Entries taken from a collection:

-*-*-

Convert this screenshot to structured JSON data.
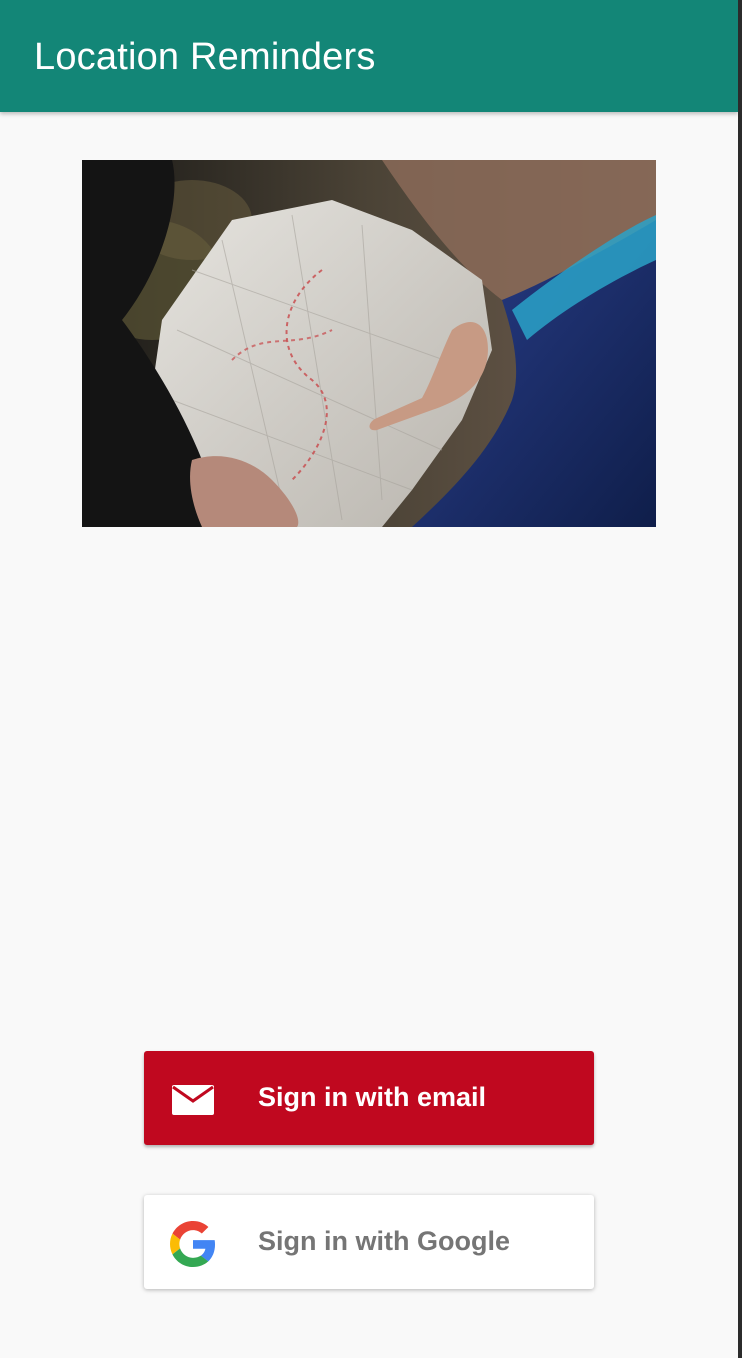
{
  "app_bar": {
    "title": "Location Reminders",
    "color": "#138677"
  },
  "hero_image": {
    "subject": "people-reading-paper-map"
  },
  "auth": {
    "email_button": {
      "label": "Sign in with email",
      "icon": "envelope-icon",
      "color": "#c0081f"
    },
    "google_button": {
      "label": "Sign in with Google",
      "icon": "google-logo-icon",
      "color": "#ffffff"
    }
  }
}
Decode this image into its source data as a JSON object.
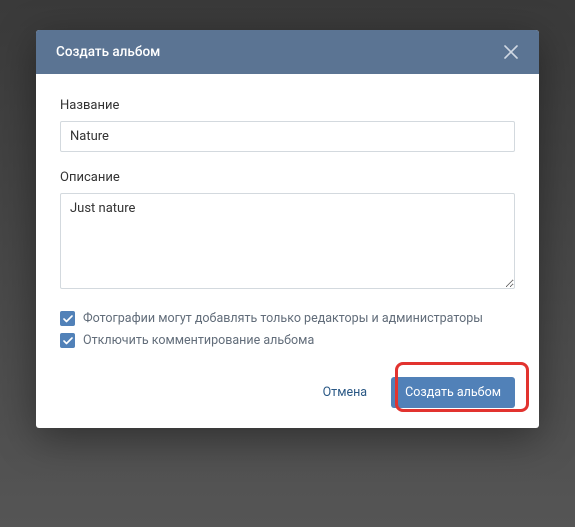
{
  "modal": {
    "title": "Создать альбом",
    "nameLabel": "Название",
    "nameValue": "Nature",
    "descLabel": "Описание",
    "descValue": "Just nature",
    "checkbox1": "Фотографии могут добавлять только редакторы и администраторы",
    "checkbox2": "Отключить комментирование альбома",
    "cancel": "Отмена",
    "submit": "Создать альбом"
  }
}
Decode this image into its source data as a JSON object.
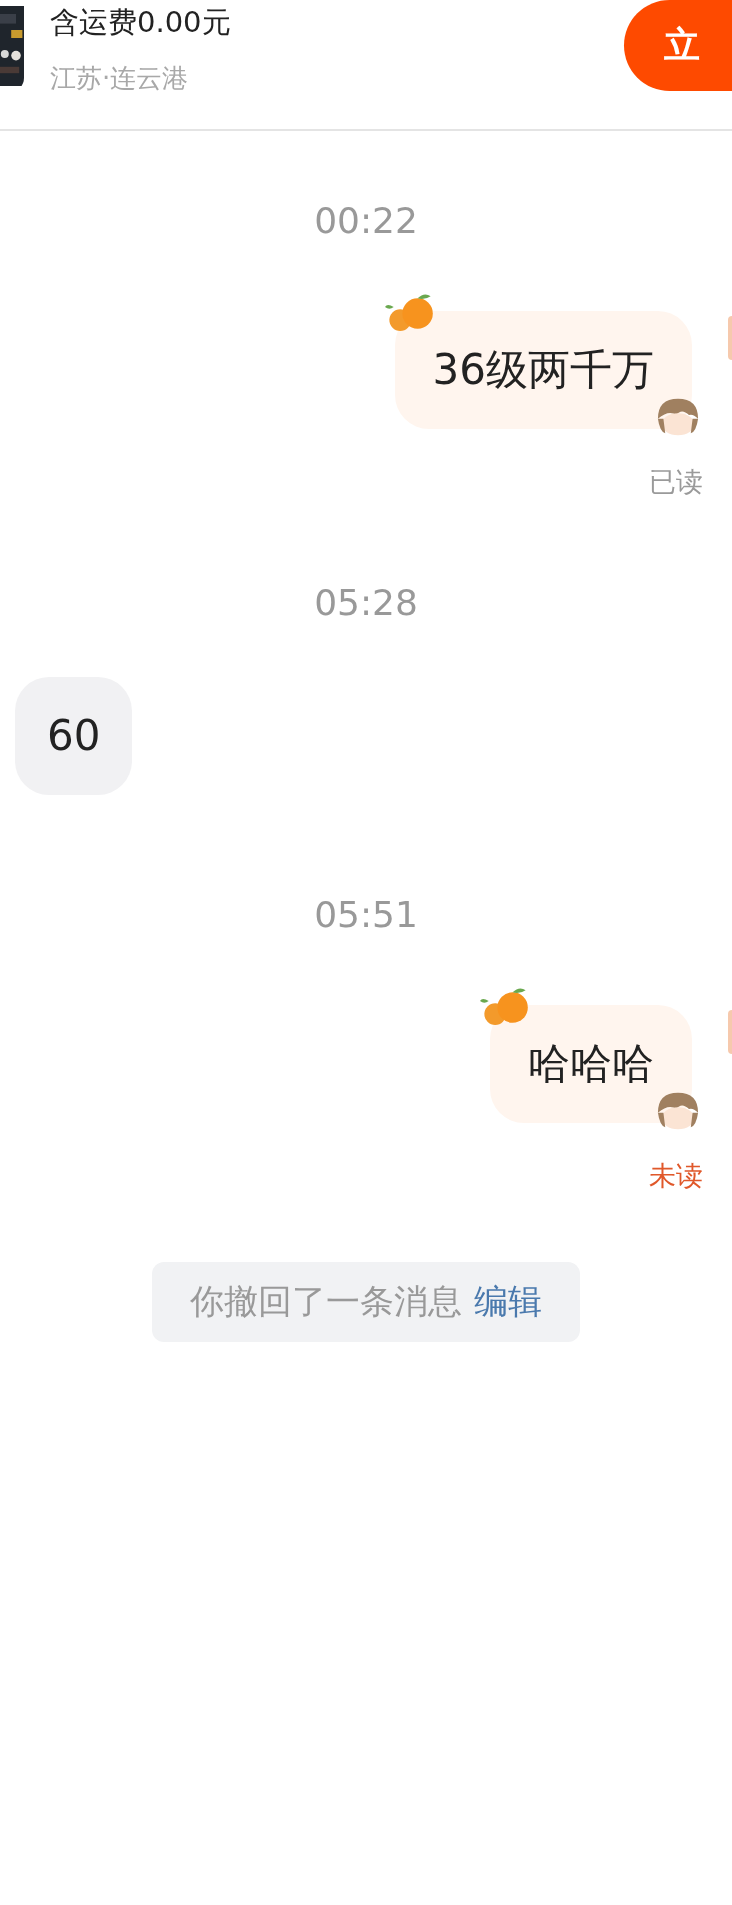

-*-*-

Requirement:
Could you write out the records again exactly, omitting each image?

Reply to the exercise:
Convert this screenshot to structured JSON data.
{
  "app_bar": {
    "title": "Location Reminders",
    "color": "#138677"
  },
  "hero_image": {
    "subject": "people-reading-paper-map"
  },
  "auth": {
    "email_button": {
      "label": "Sign in with email",
      "icon": "envelope-icon",
      "color": "#c0081f"
    },
    "google_button": {
      "label": "Sign in with Google",
      "icon": "google-logo-icon",
      "color": "#ffffff"
    }
  }
}
Decode this image into its source data as a JSON object.
{
  "modal": {
    "title": "Создать альбом",
    "nameLabel": "Название",
    "nameValue": "Nature",
    "descLabel": "Описание",
    "descValue": "Just nature",
    "checkbox1": "Фотографии могут добавлять только редакторы и администраторы",
    "checkbox2": "Отключить комментирование альбома",
    "cancel": "Отмена",
    "submit": "Создать альбом"
  }
}
Decode this image into its source data as a JSON object.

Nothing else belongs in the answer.